Entries taken from a collection
▬▬▬

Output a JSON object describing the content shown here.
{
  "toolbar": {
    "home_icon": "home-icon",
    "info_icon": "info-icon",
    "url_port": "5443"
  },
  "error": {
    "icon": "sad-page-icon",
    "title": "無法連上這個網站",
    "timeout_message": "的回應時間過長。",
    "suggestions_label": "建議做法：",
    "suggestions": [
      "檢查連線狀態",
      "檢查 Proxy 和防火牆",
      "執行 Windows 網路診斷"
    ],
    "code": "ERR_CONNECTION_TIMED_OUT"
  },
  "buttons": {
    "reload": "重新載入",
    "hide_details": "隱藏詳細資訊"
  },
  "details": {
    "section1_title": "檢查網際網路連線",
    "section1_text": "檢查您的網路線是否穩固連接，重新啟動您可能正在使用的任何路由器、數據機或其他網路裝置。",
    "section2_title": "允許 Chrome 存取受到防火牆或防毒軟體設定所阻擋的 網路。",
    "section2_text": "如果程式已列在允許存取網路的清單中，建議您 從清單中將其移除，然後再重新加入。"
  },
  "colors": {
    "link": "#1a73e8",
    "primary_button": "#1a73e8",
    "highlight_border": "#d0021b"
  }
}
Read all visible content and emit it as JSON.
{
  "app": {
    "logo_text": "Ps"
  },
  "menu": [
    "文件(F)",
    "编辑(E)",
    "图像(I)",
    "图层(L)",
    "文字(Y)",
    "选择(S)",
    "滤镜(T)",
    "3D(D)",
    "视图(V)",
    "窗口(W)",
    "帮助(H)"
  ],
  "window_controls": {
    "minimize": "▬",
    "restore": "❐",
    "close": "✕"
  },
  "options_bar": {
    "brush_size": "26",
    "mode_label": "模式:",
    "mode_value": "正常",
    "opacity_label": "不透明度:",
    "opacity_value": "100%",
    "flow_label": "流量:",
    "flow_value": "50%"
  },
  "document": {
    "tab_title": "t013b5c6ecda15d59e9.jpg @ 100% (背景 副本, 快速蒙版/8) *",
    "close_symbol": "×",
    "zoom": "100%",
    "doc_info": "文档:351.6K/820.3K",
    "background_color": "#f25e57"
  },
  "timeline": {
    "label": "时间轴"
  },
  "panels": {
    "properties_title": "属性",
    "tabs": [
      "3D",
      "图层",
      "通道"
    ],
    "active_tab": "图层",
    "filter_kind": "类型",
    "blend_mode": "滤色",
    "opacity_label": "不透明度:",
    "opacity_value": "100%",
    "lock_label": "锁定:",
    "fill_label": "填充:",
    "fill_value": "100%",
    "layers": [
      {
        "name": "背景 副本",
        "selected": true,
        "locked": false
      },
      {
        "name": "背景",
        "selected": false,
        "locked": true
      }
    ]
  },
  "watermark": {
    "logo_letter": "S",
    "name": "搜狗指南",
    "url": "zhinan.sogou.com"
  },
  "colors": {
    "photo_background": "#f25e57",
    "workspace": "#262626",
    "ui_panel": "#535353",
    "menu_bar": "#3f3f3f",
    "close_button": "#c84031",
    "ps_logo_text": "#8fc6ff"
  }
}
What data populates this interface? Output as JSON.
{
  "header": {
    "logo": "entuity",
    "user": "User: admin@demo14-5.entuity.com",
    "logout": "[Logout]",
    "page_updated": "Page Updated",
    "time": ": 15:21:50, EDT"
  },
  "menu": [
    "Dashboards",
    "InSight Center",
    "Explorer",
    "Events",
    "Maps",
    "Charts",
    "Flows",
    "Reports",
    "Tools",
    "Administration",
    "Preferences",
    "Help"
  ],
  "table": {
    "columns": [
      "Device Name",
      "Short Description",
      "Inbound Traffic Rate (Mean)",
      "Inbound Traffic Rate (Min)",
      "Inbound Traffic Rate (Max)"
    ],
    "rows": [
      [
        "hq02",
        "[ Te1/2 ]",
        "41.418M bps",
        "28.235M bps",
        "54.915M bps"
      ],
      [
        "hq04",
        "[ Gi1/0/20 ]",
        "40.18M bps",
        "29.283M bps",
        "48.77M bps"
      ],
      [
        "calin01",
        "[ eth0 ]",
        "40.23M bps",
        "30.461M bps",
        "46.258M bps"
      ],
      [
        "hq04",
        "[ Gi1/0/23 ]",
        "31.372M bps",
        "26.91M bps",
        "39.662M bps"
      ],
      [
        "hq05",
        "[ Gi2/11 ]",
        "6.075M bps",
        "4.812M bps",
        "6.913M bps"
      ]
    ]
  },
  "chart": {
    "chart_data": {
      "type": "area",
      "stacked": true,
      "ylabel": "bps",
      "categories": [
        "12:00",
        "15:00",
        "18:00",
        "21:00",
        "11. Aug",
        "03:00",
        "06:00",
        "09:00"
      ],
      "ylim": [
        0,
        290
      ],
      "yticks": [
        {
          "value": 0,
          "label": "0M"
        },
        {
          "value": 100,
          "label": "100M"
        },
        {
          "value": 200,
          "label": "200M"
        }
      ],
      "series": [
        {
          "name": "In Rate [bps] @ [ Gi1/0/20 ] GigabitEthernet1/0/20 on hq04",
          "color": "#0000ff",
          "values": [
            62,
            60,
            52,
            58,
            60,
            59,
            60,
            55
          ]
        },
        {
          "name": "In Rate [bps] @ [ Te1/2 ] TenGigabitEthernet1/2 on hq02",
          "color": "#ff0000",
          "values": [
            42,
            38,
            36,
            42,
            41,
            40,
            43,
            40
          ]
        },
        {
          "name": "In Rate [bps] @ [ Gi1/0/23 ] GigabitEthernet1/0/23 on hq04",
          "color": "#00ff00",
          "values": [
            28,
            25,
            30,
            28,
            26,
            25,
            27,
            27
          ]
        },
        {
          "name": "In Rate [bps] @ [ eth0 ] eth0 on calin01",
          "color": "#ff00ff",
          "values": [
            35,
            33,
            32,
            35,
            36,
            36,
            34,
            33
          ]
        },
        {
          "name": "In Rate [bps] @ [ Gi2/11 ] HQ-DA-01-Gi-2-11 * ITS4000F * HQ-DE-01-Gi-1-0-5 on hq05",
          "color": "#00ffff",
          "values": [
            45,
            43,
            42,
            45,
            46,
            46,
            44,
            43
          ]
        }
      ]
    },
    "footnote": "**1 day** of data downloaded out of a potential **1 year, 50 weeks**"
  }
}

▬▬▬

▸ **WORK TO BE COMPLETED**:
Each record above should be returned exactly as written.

▸ **SOLUTION TO THIS PROBLEM**:
Output a JSON object describing the content shown here.
{
  "toolbar": {
    "home_icon": "home-icon",
    "info_icon": "info-icon",
    "url_port": "5443"
  },
  "error": {
    "icon": "sad-page-icon",
    "title": "無法連上這個網站",
    "timeout_message": "的回應時間過長。",
    "suggestions_label": "建議做法：",
    "suggestions": [
      "檢查連線狀態",
      "檢查 Proxy 和防火牆",
      "執行 Windows 網路診斷"
    ],
    "code": "ERR_CONNECTION_TIMED_OUT"
  },
  "buttons": {
    "reload": "重新載入",
    "hide_details": "隱藏詳細資訊"
  },
  "details": {
    "section1_title": "檢查網際網路連線",
    "section1_text": "檢查您的網路線是否穩固連接，重新啟動您可能正在使用的任何路由器、數據機或其他網路裝置。",
    "section2_title": "允許 Chrome 存取受到防火牆或防毒軟體設定所阻擋的 網路。",
    "section2_text": "如果程式已列在允許存取網路的清單中，建議您 從清單中將其移除，然後再重新加入。"
  },
  "colors": {
    "link": "#1a73e8",
    "primary_button": "#1a73e8",
    "highlight_border": "#d0021b"
  }
}
Read all visible content and emit it as JSON.
{
  "app": {
    "logo_text": "Ps"
  },
  "menu": [
    "文件(F)",
    "编辑(E)",
    "图像(I)",
    "图层(L)",
    "文字(Y)",
    "选择(S)",
    "滤镜(T)",
    "3D(D)",
    "视图(V)",
    "窗口(W)",
    "帮助(H)"
  ],
  "window_controls": {
    "minimize": "▬",
    "restore": "❐",
    "close": "✕"
  },
  "options_bar": {
    "brush_size": "26",
    "mode_label": "模式:",
    "mode_value": "正常",
    "opacity_label": "不透明度:",
    "opacity_value": "100%",
    "flow_label": "流量:",
    "flow_value": "50%"
  },
  "document": {
    "tab_title": "t013b5c6ecda15d59e9.jpg @ 100% (背景 副本, 快速蒙版/8) *",
    "close_symbol": "×",
    "zoom": "100%",
    "doc_info": "文档:351.6K/820.3K",
    "background_color": "#f25e57"
  },
  "timeline": {
    "label": "时间轴"
  },
  "panels": {
    "properties_title": "属性",
    "tabs": [
      "3D",
      "图层",
      "通道"
    ],
    "active_tab": "图层",
    "filter_kind": "类型",
    "blend_mode": "滤色",
    "opacity_label": "不透明度:",
    "opacity_value": "100%",
    "lock_label": "锁定:",
    "fill_label": "填充:",
    "fill_value": "100%",
    "layers": [
      {
        "name": "背景 副本",
        "selected": true,
        "locked": false
      },
      {
        "name": "背景",
        "selected": false,
        "locked": true
      }
    ]
  },
  "watermark": {
    "logo_letter": "S",
    "name": "搜狗指南",
    "url": "zhinan.sogou.com"
  },
  "colors": {
    "photo_background": "#f25e57",
    "workspace": "#262626",
    "ui_panel": "#535353",
    "menu_bar": "#3f3f3f",
    "close_button": "#c84031",
    "ps_logo_text": "#8fc6ff"
  }
}
What data populates this interface? Output as JSON.
{
  "header": {
    "logo": "entuity",
    "user": "User: admin@demo14-5.entuity.com",
    "logout": "[Logout]",
    "page_updated": "Page Updated",
    "time": ": 15:21:50, EDT"
  },
  "menu": [
    "Dashboards",
    "InSight Center",
    "Explorer",
    "Events",
    "Maps",
    "Charts",
    "Flows",
    "Reports",
    "Tools",
    "Administration",
    "Preferences",
    "Help"
  ],
  "table": {
    "columns": [
      "Device Name",
      "Short Description",
      "Inbound Traffic Rate (Mean)",
      "Inbound Traffic Rate (Min)",
      "Inbound Traffic Rate (Max)"
    ],
    "rows": [
      [
        "hq02",
        "[ Te1/2 ]",
        "41.418M bps",
        "28.235M bps",
        "54.915M bps"
      ],
      [
        "hq04",
        "[ Gi1/0/20 ]",
        "40.18M bps",
        "29.283M bps",
        "48.77M bps"
      ],
      [
        "calin01",
        "[ eth0 ]",
        "40.23M bps",
        "30.461M bps",
        "46.258M bps"
      ],
      [
        "hq04",
        "[ Gi1/0/23 ]",
        "31.372M bps",
        "26.91M bps",
        "39.662M bps"
      ],
      [
        "hq05",
        "[ Gi2/11 ]",
        "6.075M bps",
        "4.812M bps",
        "6.913M bps"
      ]
    ]
  },
  "chart": {
    "chart_data": {
      "type": "area",
      "stacked": true,
      "ylabel": "bps",
      "categories": [
        "12:00",
        "15:00",
        "18:00",
        "21:00",
        "11. Aug",
        "03:00",
        "06:00",
        "09:00"
      ],
      "ylim": [
        0,
        290
      ],
      "yticks": [
        {
          "value": 0,
          "label": "0M"
        },
        {
          "value": 100,
          "label": "100M"
        },
        {
          "value": 200,
          "label": "200M"
        }
      ],
      "series": [
        {
          "name": "In Rate [bps] @ [ Gi1/0/20 ] GigabitEthernet1/0/20 on hq04",
          "color": "#0000ff",
          "values": [
            62,
            60,
            52,
            58,
            60,
            59,
            60,
            55
          ]
        },
        {
          "name": "In Rate [bps] @ [ Te1/2 ] TenGigabitEthernet1/2 on hq02",
          "color": "#ff0000",
          "values": [
            42,
            38,
            36,
            42,
            41,
            40,
            43,
            40
          ]
        },
        {
          "name": "In Rate [bps] @ [ Gi1/0/23 ] GigabitEthernet1/0/23 on hq04",
          "color": "#00ff00",
          "values": [
            28,
            25,
            30,
            28,
            26,
            25,
            27,
            27
          ]
        },
        {
          "name": "In Rate [bps] @ [ eth0 ] eth0 on calin01",
          "color": "#ff00ff",
          "values": [
            35,
            33,
            32,
            35,
            36,
            36,
            34,
            33
          ]
        },
        {
          "name": "In Rate [bps] @ [ Gi2/11 ] HQ-DA-01-Gi-2-11 * ITS4000F * HQ-DE-01-Gi-1-0-5 on hq05",
          "color": "#00ffff",
          "values": [
            45,
            43,
            42,
            45,
            46,
            46,
            44,
            43
          ]
        }
      ]
    },
    "footnote": "**1 day** of data downloaded out of a potential **1 year, 50 weeks**"
  }
}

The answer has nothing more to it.